Minification refers to the process of removing all unnecessary characters while leaving the core functionality of the code in tact. The end result is a new file which is smaller in size to the original, yet identical from a machine perspective. The core benefit to smaller files is that they require less bandwidth and are faster for the client to download. Although not intended, the minification profess can make code more difficult for humans to read, which is why minification can also been seen as light weight obfuscation.
Here at data·yze we use PHP to push files from our development environment to production. We opt to automate the minification process during this push step. This approach gives us all of the benefits of minimization (smaller files which require less bandwidth for the users) without the drawbacks (forcing our developers to work with giant blobs of difficult to read code).
At data·yze, minimizing CSS reduces the size of our CSS files by 20-23% on average.
Here is our minimixeCSS function.
So what's going on here?
Line 3 is the real meat of the expression. The function preg_replace() is looking for any string that matches the regular expression, \/\*((?!\*\/).)*\*\/, and removes it from the $css string. \/\* and \*\/ match the /* and */, start and end comment delimiters in CSS respectively. Both /, and * are special characters and need to be escaped. The middle part, ((?!\*\/).)*, preforms a negative look ahead. The expression matches any string (.) so long as the expression (\*\/), the CSS end comment delimiter, is not in it.
The rest of the code is pretty straight forward. Line 4 collapses white space. Line 5 removes white space where it's not needed, such as before or after a colon, brace or semicolon. Finally Line 6 removes the final semicolon since it's not needed.

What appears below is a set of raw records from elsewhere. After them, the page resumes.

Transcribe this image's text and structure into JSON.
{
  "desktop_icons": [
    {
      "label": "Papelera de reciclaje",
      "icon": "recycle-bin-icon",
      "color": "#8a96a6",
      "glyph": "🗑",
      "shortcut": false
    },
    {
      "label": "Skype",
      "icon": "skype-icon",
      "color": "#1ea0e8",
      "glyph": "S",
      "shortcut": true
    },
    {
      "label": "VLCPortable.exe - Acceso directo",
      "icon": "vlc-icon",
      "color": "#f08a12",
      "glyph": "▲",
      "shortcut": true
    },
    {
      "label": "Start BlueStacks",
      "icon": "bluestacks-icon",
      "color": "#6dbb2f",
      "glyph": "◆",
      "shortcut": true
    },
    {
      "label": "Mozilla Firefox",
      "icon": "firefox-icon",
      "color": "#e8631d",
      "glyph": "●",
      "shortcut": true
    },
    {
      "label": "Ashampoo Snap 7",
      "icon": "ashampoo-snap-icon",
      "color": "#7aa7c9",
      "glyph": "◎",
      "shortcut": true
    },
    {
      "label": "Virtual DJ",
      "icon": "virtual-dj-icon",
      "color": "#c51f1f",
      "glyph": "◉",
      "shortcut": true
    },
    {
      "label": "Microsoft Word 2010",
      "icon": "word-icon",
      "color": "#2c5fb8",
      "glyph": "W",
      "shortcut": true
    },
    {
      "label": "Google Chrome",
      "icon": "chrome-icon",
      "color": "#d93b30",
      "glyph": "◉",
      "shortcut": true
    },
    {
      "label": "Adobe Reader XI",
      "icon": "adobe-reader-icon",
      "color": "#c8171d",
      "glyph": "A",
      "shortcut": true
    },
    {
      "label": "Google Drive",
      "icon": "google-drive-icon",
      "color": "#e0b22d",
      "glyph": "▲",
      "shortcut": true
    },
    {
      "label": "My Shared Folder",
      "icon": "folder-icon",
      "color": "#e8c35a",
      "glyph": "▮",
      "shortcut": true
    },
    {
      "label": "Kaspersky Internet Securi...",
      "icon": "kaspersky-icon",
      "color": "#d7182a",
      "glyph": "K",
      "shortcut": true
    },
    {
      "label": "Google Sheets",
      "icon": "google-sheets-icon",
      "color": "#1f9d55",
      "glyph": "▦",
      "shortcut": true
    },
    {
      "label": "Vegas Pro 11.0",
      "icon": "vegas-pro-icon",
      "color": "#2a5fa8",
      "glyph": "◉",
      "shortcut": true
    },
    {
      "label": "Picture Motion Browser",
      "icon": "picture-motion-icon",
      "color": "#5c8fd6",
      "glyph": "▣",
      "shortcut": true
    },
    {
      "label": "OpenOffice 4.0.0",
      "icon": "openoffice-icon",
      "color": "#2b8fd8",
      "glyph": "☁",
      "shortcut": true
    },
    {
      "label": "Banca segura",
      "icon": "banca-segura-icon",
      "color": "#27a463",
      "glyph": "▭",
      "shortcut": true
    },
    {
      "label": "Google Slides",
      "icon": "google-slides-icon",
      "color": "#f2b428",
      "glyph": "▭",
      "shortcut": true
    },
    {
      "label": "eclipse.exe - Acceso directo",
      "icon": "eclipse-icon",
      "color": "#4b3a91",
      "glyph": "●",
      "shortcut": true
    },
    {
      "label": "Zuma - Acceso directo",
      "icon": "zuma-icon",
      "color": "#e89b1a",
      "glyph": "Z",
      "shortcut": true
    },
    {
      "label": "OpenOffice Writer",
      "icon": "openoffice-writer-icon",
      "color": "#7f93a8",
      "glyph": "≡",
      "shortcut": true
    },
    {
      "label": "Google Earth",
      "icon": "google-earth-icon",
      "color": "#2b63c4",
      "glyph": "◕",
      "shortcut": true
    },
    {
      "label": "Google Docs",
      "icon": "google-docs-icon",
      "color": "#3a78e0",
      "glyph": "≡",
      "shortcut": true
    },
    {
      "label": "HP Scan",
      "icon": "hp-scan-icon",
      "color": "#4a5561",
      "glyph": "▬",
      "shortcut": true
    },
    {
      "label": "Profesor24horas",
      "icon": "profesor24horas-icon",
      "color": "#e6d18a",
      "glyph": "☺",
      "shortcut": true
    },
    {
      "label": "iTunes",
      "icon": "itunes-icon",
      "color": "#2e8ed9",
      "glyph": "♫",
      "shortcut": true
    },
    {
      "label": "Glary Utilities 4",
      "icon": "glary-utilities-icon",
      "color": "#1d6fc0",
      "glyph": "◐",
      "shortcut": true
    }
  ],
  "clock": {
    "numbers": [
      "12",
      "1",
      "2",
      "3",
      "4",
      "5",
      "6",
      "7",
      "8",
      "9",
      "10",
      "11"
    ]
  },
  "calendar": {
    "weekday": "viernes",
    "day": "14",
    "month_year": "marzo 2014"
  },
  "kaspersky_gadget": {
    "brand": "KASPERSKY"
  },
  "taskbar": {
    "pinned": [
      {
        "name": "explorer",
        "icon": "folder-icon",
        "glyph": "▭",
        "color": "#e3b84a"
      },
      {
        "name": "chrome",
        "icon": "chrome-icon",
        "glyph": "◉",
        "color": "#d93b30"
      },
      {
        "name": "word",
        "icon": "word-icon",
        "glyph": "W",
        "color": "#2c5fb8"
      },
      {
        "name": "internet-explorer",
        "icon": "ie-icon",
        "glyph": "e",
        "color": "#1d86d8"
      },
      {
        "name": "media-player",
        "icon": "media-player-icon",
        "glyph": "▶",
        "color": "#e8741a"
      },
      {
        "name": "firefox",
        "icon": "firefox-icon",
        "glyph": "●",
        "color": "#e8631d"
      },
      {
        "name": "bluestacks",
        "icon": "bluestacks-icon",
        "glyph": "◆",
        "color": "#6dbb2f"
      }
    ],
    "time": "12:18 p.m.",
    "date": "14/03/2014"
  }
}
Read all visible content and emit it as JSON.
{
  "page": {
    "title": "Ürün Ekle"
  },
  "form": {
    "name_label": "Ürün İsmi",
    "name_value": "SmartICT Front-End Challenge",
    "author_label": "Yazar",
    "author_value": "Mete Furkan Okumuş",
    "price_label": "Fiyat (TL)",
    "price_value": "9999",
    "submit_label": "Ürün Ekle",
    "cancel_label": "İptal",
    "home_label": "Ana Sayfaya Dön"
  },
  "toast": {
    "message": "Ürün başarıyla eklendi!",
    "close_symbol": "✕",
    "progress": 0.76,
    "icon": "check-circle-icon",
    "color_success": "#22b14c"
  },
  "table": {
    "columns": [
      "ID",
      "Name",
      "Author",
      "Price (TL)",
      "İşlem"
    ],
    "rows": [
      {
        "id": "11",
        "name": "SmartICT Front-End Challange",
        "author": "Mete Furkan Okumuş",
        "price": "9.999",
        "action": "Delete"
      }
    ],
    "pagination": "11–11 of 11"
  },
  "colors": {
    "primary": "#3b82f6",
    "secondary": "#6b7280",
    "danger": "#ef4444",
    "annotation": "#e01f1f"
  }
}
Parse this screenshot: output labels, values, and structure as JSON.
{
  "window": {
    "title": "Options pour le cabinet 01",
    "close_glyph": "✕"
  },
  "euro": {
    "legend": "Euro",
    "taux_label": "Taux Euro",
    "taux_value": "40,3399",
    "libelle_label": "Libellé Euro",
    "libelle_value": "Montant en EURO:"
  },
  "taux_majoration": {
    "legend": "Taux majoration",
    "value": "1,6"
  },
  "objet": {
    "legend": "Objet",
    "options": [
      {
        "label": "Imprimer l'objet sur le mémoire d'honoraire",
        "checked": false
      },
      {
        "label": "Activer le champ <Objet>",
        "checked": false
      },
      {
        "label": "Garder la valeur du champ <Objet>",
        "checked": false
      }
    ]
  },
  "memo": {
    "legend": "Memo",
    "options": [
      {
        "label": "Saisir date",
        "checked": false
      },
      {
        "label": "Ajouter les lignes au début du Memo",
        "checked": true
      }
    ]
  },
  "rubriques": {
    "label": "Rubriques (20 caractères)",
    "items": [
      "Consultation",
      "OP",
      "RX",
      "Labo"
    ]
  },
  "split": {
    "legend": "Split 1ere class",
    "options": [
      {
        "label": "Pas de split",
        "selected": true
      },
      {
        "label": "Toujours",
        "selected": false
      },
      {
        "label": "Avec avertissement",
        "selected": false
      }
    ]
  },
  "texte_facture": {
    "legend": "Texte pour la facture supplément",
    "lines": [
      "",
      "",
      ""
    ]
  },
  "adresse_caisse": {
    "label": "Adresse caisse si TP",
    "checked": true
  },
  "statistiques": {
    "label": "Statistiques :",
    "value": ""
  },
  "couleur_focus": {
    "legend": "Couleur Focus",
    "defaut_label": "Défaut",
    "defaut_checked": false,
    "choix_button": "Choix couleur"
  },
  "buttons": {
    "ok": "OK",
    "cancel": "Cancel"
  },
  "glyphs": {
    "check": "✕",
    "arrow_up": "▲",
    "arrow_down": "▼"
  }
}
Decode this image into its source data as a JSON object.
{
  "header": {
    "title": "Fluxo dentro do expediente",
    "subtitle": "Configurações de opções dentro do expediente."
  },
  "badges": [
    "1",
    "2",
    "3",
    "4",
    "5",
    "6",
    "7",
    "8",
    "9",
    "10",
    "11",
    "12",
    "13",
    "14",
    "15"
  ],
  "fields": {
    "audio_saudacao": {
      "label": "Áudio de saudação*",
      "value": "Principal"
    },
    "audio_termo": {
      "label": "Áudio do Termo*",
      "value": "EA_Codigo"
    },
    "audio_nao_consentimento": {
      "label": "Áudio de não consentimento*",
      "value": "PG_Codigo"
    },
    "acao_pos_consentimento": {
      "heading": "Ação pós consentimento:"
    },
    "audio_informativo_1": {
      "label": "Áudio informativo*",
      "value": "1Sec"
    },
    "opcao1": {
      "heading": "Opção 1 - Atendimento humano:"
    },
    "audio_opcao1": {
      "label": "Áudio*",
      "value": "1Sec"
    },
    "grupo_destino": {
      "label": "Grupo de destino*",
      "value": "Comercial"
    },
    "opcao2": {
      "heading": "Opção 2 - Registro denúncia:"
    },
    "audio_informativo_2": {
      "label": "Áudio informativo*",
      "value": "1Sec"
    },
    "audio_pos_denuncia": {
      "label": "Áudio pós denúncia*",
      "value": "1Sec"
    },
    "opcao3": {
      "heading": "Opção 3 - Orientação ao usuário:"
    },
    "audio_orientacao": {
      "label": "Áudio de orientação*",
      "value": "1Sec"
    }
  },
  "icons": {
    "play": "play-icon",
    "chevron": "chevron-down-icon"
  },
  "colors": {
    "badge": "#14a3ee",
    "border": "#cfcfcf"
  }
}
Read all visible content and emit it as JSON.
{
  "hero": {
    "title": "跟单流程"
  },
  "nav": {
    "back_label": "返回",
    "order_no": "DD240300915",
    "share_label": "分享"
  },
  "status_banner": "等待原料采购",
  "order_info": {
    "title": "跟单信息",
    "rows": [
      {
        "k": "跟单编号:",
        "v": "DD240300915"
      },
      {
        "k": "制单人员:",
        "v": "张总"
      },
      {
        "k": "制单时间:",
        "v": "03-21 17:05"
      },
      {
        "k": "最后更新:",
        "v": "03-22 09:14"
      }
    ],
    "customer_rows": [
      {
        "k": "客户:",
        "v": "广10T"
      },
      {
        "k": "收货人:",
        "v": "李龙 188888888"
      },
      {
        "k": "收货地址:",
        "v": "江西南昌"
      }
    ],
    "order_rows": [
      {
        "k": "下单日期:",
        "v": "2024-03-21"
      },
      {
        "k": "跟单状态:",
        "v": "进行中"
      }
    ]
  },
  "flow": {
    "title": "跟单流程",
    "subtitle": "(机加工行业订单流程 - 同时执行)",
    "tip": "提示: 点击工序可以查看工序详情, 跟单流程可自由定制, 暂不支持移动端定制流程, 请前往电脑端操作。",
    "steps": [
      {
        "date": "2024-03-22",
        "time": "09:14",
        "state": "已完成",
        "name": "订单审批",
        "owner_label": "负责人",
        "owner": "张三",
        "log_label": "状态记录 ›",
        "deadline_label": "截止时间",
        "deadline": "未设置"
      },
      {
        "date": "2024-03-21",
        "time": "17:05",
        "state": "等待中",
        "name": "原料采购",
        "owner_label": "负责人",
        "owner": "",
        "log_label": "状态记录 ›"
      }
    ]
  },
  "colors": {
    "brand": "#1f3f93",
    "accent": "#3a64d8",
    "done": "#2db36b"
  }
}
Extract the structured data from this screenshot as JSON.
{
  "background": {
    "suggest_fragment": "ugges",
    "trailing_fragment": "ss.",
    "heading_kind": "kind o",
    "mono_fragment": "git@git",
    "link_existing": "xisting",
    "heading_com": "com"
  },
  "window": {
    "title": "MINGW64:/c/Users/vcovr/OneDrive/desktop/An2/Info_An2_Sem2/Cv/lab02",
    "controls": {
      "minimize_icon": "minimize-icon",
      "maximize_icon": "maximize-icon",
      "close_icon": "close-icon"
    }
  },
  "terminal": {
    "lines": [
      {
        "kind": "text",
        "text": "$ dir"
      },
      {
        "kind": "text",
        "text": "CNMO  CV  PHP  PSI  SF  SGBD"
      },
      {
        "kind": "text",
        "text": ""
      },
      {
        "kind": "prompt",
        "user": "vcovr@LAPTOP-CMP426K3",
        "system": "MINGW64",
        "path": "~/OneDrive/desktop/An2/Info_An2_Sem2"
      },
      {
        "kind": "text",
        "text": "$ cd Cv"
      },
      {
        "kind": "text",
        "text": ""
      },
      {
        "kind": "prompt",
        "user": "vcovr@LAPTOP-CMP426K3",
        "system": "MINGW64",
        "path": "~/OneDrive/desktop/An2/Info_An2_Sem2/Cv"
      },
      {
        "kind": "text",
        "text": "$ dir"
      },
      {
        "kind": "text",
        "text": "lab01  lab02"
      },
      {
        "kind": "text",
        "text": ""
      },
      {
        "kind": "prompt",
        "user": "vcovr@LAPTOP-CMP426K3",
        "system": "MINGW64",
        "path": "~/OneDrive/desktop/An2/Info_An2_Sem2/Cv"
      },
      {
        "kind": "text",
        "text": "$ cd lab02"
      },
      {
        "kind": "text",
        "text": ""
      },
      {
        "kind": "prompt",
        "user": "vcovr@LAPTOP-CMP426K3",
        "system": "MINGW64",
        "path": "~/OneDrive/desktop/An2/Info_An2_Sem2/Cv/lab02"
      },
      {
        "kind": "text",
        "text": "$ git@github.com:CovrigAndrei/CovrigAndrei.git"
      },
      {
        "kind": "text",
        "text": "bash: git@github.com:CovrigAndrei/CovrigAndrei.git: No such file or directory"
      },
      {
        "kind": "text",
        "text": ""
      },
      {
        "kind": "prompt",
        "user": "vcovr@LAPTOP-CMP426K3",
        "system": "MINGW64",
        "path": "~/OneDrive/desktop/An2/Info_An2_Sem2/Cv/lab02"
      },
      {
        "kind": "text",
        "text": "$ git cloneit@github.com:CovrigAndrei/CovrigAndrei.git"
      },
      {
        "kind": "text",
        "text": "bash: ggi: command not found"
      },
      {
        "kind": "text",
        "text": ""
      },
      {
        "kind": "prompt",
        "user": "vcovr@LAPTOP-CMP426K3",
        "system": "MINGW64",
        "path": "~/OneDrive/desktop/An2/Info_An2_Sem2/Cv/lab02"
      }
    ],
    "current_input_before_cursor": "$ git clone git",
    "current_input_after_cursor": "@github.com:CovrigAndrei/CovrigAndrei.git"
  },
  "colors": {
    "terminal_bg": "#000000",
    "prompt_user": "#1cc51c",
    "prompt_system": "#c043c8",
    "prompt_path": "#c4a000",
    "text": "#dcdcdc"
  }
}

If we want to be pedantic, lines 4 - 6 could be merged into a single statement using a 3 element array for all the regular expressions and another for the replacements. I, personally, prefer to have one non-trivial regular expression per line. Keeping lines separate makes the code more readable, which makes it easier to debug and modify. The code only executes when our developers are ready to push changes to production. Since the code isn't client facing, the potential improvement in performance isn't worth the hit to readability.
Let's see it in action with the following example: